Please report how many lines in the records below contain the word "CONTACT", giving only that number.

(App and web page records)

***

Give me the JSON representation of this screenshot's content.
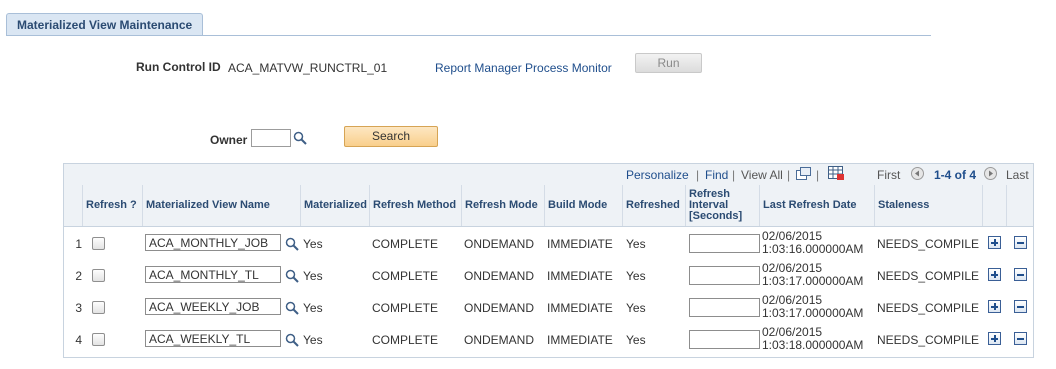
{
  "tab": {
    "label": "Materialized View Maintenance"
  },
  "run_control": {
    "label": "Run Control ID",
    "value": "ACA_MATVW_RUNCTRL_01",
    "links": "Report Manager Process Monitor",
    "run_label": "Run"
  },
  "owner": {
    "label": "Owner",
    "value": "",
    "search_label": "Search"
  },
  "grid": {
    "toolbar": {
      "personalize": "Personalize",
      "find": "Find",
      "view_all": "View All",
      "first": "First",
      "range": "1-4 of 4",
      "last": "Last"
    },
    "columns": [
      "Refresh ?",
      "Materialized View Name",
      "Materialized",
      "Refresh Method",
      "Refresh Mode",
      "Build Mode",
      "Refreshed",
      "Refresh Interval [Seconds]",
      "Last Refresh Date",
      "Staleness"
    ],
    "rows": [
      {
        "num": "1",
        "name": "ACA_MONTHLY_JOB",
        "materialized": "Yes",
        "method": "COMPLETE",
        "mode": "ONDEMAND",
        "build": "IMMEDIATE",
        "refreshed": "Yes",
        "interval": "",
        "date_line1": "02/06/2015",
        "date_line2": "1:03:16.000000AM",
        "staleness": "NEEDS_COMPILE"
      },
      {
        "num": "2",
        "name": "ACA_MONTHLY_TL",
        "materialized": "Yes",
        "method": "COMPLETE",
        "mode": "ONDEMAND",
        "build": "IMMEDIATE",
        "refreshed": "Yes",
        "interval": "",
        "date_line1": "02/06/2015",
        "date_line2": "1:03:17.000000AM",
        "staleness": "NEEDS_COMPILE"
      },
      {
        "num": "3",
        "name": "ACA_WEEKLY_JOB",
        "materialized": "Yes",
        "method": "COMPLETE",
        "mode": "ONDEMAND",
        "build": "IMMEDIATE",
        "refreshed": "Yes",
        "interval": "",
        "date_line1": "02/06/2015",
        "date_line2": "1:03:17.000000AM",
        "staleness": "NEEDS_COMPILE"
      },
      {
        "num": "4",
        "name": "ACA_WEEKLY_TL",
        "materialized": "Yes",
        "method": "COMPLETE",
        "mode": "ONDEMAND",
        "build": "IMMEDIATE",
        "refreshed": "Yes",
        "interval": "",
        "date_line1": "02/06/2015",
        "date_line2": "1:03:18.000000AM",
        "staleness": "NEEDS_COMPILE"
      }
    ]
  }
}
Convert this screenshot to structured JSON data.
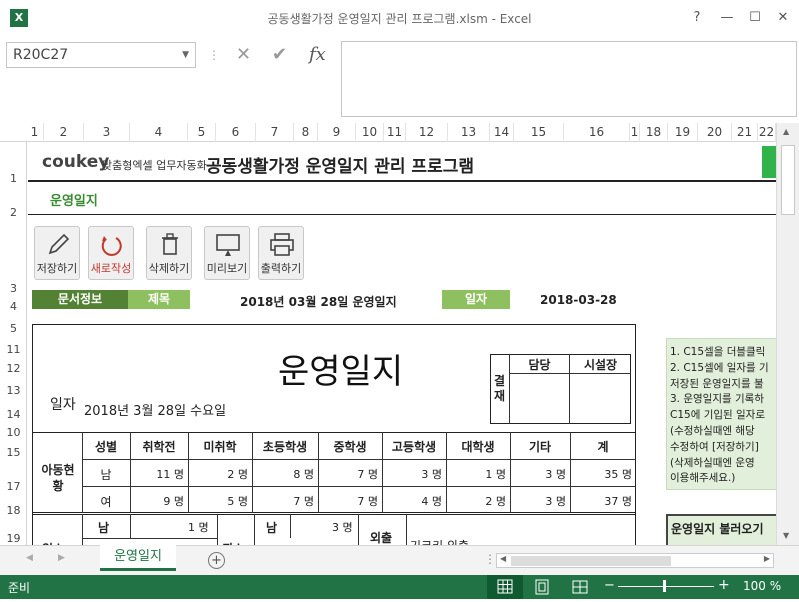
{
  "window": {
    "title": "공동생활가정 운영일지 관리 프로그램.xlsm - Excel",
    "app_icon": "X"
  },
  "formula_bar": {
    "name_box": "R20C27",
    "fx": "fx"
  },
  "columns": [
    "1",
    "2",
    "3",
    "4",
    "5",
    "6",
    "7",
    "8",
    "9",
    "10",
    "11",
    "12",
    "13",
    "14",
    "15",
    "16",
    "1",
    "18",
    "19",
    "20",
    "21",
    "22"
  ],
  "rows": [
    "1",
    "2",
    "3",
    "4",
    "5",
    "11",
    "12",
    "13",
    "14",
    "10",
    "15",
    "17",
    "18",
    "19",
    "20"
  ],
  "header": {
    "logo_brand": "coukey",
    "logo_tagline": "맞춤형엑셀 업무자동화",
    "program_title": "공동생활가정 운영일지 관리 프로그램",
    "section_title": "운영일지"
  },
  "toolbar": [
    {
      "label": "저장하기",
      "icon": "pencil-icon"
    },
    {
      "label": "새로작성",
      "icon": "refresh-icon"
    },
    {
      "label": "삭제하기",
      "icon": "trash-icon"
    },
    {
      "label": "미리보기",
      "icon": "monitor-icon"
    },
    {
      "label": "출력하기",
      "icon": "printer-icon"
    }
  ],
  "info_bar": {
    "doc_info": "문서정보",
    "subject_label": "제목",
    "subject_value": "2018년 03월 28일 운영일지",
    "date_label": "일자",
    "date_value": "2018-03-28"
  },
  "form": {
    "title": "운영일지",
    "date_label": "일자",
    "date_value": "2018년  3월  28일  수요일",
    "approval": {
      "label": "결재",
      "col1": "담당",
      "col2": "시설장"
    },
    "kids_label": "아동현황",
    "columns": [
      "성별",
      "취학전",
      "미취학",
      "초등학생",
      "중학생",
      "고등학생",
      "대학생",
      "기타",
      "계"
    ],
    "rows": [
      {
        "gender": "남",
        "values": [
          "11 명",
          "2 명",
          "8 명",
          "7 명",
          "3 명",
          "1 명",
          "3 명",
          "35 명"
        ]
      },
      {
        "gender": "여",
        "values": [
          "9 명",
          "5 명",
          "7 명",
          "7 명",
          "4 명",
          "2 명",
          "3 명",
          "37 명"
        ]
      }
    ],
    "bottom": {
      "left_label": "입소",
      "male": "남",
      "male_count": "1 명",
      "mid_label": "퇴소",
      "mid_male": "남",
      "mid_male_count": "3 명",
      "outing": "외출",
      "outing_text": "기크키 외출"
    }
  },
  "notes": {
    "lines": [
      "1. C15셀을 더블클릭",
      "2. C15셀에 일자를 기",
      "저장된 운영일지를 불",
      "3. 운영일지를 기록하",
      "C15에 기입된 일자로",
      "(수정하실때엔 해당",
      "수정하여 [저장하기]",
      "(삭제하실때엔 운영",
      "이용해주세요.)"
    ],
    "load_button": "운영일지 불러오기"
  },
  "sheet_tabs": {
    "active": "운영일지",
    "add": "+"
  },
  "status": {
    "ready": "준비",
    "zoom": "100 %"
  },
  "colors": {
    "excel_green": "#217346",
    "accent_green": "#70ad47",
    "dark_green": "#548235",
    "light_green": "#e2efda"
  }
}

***

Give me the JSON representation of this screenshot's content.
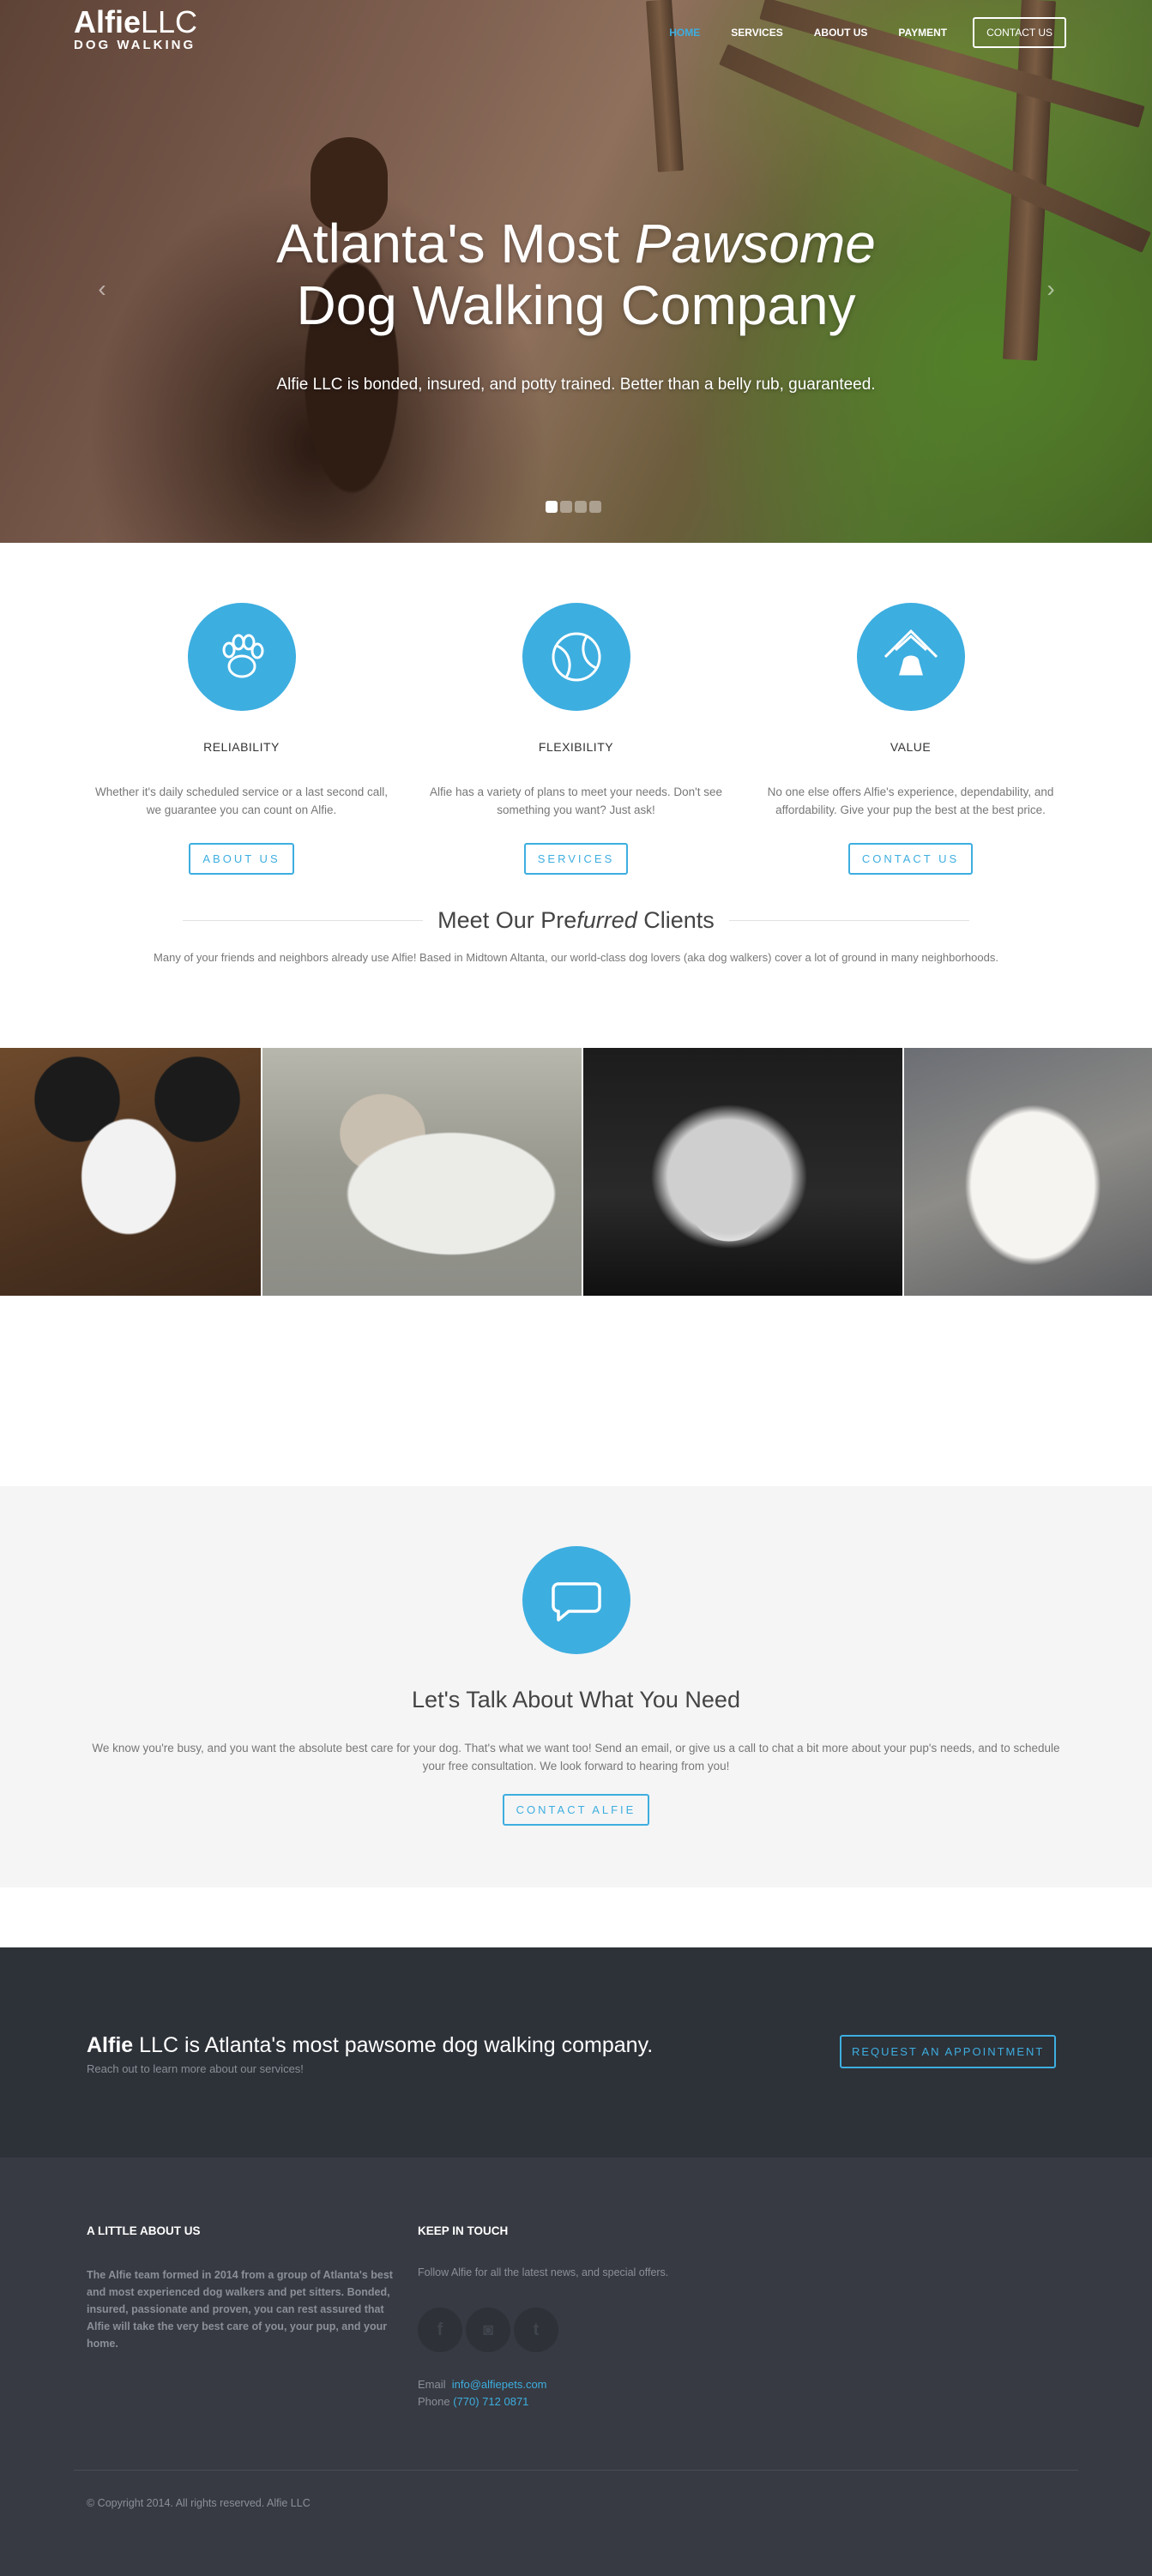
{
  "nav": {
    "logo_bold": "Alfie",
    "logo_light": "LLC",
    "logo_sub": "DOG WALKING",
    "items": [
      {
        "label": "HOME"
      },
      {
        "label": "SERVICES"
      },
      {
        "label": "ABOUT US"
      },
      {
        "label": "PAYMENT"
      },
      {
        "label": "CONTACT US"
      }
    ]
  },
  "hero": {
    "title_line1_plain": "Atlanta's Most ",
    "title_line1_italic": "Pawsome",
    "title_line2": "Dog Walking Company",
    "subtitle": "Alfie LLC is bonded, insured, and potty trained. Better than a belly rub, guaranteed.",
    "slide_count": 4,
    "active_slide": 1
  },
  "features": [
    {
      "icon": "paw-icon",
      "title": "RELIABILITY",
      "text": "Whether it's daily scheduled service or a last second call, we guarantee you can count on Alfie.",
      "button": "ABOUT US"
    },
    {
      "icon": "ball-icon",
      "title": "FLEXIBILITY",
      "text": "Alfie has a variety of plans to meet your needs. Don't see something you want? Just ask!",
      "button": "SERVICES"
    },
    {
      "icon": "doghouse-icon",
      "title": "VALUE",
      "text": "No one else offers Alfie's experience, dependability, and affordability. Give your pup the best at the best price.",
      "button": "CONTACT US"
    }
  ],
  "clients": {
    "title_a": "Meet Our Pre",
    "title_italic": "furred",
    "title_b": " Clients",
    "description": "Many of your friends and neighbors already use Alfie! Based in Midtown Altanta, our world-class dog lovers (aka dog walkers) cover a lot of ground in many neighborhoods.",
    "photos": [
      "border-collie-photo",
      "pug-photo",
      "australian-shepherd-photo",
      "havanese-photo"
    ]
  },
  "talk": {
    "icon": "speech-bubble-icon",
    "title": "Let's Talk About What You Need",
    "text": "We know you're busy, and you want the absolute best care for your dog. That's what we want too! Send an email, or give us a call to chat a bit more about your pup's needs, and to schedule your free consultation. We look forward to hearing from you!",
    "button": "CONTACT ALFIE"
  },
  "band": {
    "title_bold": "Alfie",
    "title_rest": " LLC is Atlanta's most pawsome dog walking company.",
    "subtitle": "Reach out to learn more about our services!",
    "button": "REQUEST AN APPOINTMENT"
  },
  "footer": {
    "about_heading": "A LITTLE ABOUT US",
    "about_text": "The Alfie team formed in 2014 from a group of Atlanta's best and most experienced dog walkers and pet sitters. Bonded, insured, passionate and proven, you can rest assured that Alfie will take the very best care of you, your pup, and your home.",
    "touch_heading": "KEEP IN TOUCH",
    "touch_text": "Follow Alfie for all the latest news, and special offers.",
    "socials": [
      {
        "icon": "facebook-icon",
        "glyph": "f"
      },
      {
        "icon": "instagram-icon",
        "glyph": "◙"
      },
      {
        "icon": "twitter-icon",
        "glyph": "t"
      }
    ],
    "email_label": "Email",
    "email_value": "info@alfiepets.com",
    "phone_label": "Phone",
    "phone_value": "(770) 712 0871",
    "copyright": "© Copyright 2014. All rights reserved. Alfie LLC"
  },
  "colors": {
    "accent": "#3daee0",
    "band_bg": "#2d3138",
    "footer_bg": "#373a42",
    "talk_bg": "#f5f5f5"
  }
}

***

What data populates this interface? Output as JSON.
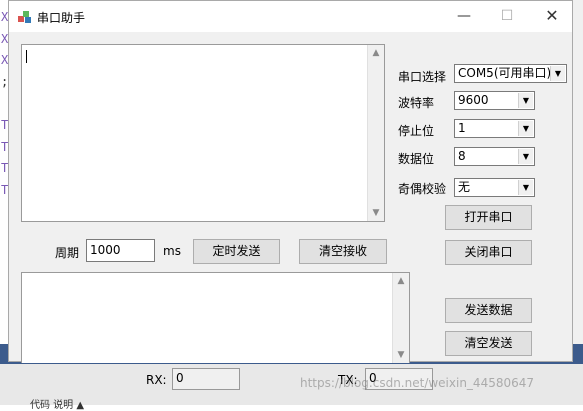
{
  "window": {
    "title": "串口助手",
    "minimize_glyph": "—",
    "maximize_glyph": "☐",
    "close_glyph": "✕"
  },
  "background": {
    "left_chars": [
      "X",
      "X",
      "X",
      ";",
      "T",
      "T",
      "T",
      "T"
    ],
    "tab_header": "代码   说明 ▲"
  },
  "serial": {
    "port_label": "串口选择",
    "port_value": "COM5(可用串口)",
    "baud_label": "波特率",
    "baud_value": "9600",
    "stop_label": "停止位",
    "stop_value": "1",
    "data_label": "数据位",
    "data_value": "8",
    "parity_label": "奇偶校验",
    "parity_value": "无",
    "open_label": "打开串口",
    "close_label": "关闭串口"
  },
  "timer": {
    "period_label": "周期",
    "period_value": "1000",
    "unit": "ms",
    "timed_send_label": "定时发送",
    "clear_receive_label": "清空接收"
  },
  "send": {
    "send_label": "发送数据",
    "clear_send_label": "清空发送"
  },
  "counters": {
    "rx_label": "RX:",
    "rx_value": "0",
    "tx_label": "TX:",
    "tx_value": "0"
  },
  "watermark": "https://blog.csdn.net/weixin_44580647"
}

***

== ANSWER FOR THE TASK ==
3